==== Extracted material

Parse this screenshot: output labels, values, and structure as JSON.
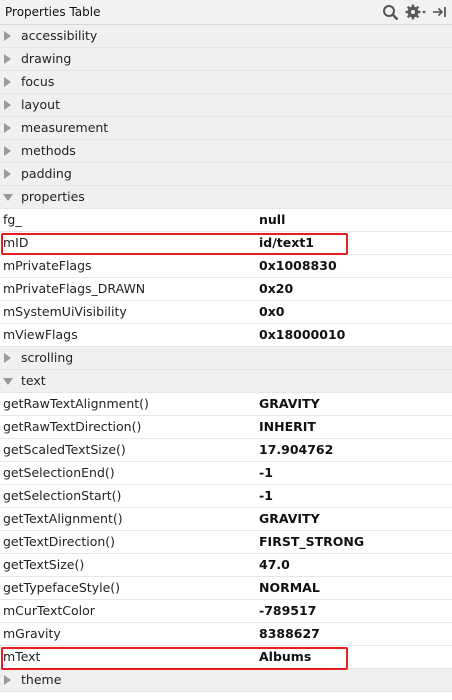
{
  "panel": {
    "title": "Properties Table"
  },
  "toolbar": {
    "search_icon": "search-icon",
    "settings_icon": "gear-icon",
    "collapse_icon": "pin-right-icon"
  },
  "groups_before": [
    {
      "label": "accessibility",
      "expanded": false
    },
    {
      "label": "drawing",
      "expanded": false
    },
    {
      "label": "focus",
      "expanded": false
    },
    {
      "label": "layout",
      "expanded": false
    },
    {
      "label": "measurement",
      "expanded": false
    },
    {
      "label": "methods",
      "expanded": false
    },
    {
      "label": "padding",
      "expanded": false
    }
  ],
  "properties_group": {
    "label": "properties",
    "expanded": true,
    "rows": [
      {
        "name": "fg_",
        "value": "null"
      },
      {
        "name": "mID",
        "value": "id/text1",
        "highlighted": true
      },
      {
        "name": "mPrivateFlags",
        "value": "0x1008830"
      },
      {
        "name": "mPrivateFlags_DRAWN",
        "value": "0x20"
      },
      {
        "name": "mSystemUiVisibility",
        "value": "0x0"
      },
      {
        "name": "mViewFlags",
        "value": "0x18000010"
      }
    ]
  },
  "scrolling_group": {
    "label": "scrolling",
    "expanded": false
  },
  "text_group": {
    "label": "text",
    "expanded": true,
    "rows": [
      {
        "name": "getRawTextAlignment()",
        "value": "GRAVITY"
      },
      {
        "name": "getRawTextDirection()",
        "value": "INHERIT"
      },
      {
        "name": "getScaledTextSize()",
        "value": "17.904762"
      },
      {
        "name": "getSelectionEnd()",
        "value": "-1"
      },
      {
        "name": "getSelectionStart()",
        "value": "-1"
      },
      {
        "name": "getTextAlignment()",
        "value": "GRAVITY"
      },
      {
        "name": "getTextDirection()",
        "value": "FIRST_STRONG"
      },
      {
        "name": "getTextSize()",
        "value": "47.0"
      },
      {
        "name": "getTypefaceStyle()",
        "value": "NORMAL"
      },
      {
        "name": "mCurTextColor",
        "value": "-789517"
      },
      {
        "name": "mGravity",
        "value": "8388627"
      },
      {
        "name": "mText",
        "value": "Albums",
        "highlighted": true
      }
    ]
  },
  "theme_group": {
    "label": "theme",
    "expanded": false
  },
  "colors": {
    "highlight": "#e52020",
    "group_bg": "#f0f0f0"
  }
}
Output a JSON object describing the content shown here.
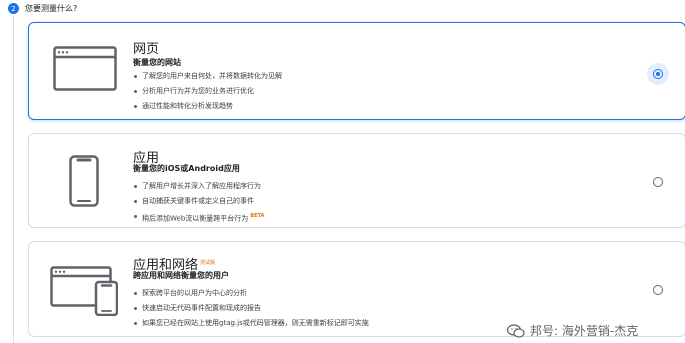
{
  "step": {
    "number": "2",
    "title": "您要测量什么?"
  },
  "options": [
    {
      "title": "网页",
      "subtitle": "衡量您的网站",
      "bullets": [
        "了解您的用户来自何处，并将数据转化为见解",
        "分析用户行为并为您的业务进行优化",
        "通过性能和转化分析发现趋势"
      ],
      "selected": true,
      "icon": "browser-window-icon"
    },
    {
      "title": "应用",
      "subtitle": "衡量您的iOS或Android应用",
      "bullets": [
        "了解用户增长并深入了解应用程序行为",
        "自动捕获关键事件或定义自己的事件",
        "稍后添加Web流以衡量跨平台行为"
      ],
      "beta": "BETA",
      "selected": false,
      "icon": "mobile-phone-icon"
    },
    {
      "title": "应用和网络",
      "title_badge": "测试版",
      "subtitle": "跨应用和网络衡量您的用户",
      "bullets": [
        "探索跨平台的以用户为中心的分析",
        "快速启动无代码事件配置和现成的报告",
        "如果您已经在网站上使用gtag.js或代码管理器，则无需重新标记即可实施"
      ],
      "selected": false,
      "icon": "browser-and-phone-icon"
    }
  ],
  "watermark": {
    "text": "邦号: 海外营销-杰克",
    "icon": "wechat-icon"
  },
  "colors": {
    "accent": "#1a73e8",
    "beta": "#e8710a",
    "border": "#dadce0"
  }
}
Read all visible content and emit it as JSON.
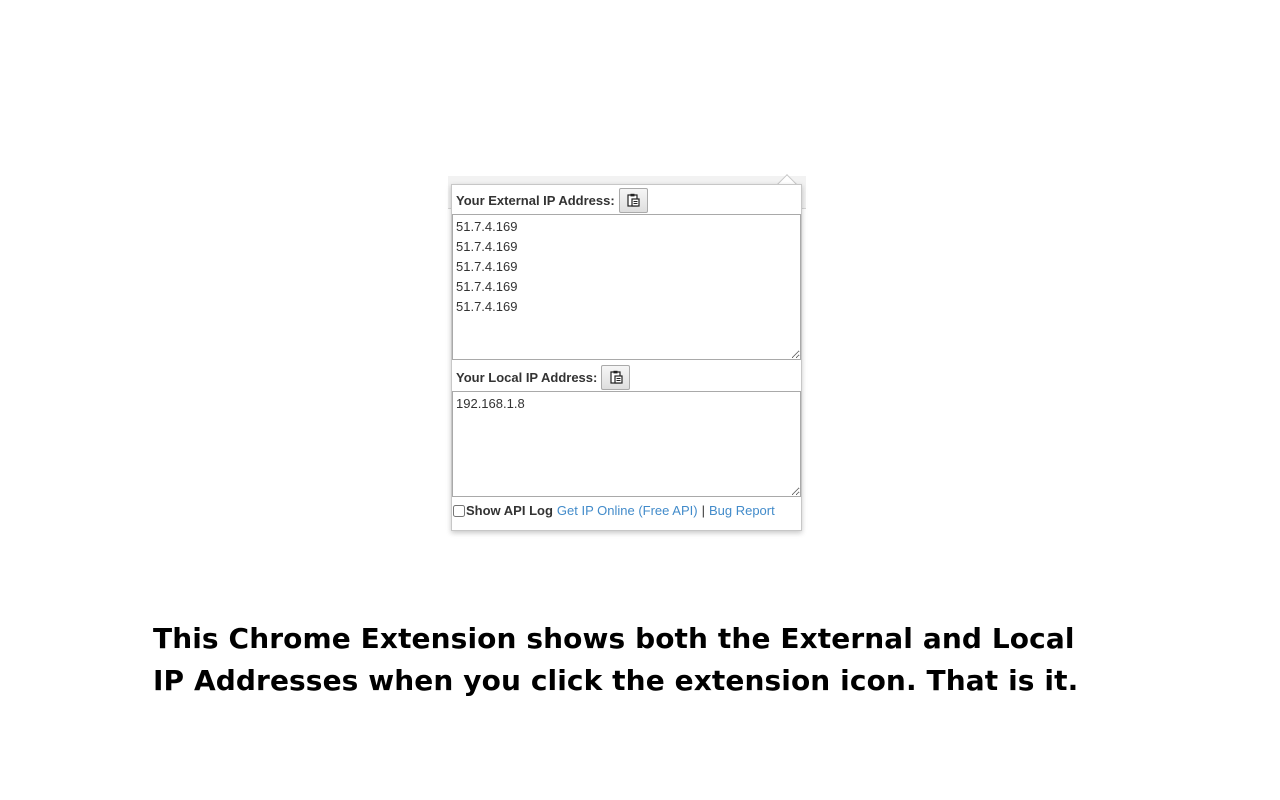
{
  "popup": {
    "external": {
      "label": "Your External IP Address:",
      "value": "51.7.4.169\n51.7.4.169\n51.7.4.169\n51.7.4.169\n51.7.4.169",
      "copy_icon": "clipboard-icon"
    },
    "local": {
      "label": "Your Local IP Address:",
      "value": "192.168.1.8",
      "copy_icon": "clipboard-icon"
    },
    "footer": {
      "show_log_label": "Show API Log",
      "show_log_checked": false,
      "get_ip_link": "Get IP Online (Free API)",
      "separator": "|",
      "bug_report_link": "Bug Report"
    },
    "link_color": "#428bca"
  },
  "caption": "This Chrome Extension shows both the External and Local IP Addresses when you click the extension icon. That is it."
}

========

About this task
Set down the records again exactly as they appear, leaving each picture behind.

Finished exercise
Parse this screenshot: output labels, values, and structure as JSON.
{
  "panel": {
    "title": "Properties Table"
  },
  "toolbar": {
    "search_icon": "search-icon",
    "settings_icon": "gear-icon",
    "collapse_icon": "pin-right-icon"
  },
  "groups_before": [
    {
      "label": "accessibility",
      "expanded": false
    },
    {
      "label": "drawing",
      "expanded": false
    },
    {
      "label": "focus",
      "expanded": false
    },
    {
      "label": "layout",
      "expanded": false
    },
    {
      "label": "measurement",
      "expanded": false
    },
    {
      "label": "methods",
      "expanded": false
    },
    {
      "label": "padding",
      "expanded": false
    }
  ],
  "properties_group": {
    "label": "properties",
    "expanded": true,
    "rows": [
      {
        "name": "fg_",
        "value": "null"
      },
      {
        "name": "mID",
        "value": "id/text1",
        "highlighted": true
      },
      {
        "name": "mPrivateFlags",
        "value": "0x1008830"
      },
      {
        "name": "mPrivateFlags_DRAWN",
        "value": "0x20"
      },
      {
        "name": "mSystemUiVisibility",
        "value": "0x0"
      },
      {
        "name": "mViewFlags",
        "value": "0x18000010"
      }
    ]
  },
  "scrolling_group": {
    "label": "scrolling",
    "expanded": false
  },
  "text_group": {
    "label": "text",
    "expanded": true,
    "rows": [
      {
        "name": "getRawTextAlignment()",
        "value": "GRAVITY"
      },
      {
        "name": "getRawTextDirection()",
        "value": "INHERIT"
      },
      {
        "name": "getScaledTextSize()",
        "value": "17.904762"
      },
      {
        "name": "getSelectionEnd()",
        "value": "-1"
      },
      {
        "name": "getSelectionStart()",
        "value": "-1"
      },
      {
        "name": "getTextAlignment()",
        "value": "GRAVITY"
      },
      {
        "name": "getTextDirection()",
        "value": "FIRST_STRONG"
      },
      {
        "name": "getTextSize()",
        "value": "47.0"
      },
      {
        "name": "getTypefaceStyle()",
        "value": "NORMAL"
      },
      {
        "name": "mCurTextColor",
        "value": "-789517"
      },
      {
        "name": "mGravity",
        "value": "8388627"
      },
      {
        "name": "mText",
        "value": "Albums",
        "highlighted": true
      }
    ]
  },
  "theme_group": {
    "label": "theme",
    "expanded": false
  },
  "colors": {
    "highlight": "#e52020",
    "group_bg": "#f0f0f0"
  }
}
Output a JSON object describing the content shown here.
{
  "step": {
    "number": "2",
    "title": "您要测量什么?"
  },
  "options": [
    {
      "title": "网页",
      "subtitle": "衡量您的网站",
      "bullets": [
        "了解您的用户来自何处，并将数据转化为见解",
        "分析用户行为并为您的业务进行优化",
        "通过性能和转化分析发现趋势"
      ],
      "selected": true,
      "icon": "browser-window-icon"
    },
    {
      "title": "应用",
      "subtitle": "衡量您的iOS或Android应用",
      "bullets": [
        "了解用户增长并深入了解应用程序行为",
        "自动捕获关键事件或定义自己的事件",
        "稍后添加Web流以衡量跨平台行为"
      ],
      "beta": "BETA",
      "selected": false,
      "icon": "mobile-phone-icon"
    },
    {
      "title": "应用和网络",
      "title_badge": "测试版",
      "subtitle": "跨应用和网络衡量您的用户",
      "bullets": [
        "探索跨平台的以用户为中心的分析",
        "快速启动无代码事件配置和现成的报告",
        "如果您已经在网站上使用gtag.js或代码管理器，则无需重新标记即可实施"
      ],
      "selected": false,
      "icon": "browser-and-phone-icon"
    }
  ],
  "watermark": {
    "text": "邦号: 海外营销-杰克",
    "icon": "wechat-icon"
  },
  "colors": {
    "accent": "#1a73e8",
    "beta": "#e8710a",
    "border": "#dadce0"
  }
}
Read all visible content and emit it as JSON.
{
  "popup": {
    "external": {
      "label": "Your External IP Address:",
      "value": "51.7.4.169\n51.7.4.169\n51.7.4.169\n51.7.4.169\n51.7.4.169",
      "copy_icon": "clipboard-icon"
    },
    "local": {
      "label": "Your Local IP Address:",
      "value": "192.168.1.8",
      "copy_icon": "clipboard-icon"
    },
    "footer": {
      "show_log_label": "Show API Log",
      "show_log_checked": false,
      "get_ip_link": "Get IP Online (Free API)",
      "separator": "|",
      "bug_report_link": "Bug Report"
    },
    "link_color": "#428bca"
  },
  "caption": "This Chrome Extension shows both the External and Local IP Addresses when you click the extension icon. That is it."
}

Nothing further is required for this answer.